--- Data under study ---

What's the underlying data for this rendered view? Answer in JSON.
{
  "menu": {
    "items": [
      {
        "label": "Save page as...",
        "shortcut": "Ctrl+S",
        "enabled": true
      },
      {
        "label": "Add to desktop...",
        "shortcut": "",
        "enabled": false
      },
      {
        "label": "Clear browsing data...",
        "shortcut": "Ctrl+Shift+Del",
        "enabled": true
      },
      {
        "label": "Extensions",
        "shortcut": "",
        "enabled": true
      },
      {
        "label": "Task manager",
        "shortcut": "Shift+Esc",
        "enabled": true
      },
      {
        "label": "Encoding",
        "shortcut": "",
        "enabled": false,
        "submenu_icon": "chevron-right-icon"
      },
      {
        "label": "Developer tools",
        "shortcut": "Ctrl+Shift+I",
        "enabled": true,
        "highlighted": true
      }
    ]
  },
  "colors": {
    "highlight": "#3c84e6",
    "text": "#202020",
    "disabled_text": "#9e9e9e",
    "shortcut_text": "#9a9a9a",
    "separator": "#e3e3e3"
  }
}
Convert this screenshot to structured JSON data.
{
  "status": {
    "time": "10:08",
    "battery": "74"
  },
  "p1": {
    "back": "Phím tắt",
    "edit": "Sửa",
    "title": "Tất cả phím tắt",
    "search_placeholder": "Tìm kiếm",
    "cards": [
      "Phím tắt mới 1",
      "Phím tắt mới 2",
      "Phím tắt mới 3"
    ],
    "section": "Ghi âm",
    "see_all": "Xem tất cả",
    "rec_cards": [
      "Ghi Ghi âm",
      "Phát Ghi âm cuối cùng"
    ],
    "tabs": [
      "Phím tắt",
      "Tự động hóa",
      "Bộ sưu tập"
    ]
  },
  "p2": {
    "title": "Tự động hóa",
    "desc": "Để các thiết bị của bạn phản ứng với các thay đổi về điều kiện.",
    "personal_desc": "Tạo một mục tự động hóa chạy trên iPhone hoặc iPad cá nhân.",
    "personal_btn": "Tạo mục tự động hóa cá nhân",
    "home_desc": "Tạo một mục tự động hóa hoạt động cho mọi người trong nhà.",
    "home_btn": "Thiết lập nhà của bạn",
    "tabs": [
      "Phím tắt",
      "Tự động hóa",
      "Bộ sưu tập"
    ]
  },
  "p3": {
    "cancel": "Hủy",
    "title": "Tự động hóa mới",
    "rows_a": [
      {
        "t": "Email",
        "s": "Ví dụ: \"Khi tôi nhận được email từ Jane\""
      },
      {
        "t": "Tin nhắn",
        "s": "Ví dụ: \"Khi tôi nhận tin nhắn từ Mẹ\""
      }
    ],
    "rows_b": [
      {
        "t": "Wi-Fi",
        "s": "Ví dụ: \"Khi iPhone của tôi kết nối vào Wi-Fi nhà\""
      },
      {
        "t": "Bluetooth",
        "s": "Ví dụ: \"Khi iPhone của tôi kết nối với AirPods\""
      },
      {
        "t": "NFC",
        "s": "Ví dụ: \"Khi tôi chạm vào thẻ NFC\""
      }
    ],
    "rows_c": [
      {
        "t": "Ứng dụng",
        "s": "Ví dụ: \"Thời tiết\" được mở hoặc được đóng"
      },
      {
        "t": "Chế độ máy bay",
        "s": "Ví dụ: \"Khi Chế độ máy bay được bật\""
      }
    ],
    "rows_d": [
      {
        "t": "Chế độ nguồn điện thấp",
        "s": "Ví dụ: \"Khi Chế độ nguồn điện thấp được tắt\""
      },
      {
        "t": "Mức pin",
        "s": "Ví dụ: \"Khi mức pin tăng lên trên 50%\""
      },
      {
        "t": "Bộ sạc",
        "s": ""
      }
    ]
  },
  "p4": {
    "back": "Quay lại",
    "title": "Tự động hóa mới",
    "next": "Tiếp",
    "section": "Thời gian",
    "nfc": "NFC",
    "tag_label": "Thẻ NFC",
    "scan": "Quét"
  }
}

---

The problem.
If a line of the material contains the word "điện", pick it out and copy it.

Solution to this task.
        "t": "Chế độ nguồn điện thấp",
        "s": "Ví dụ: \"Khi Chế độ nguồn điện thấp được tắt\""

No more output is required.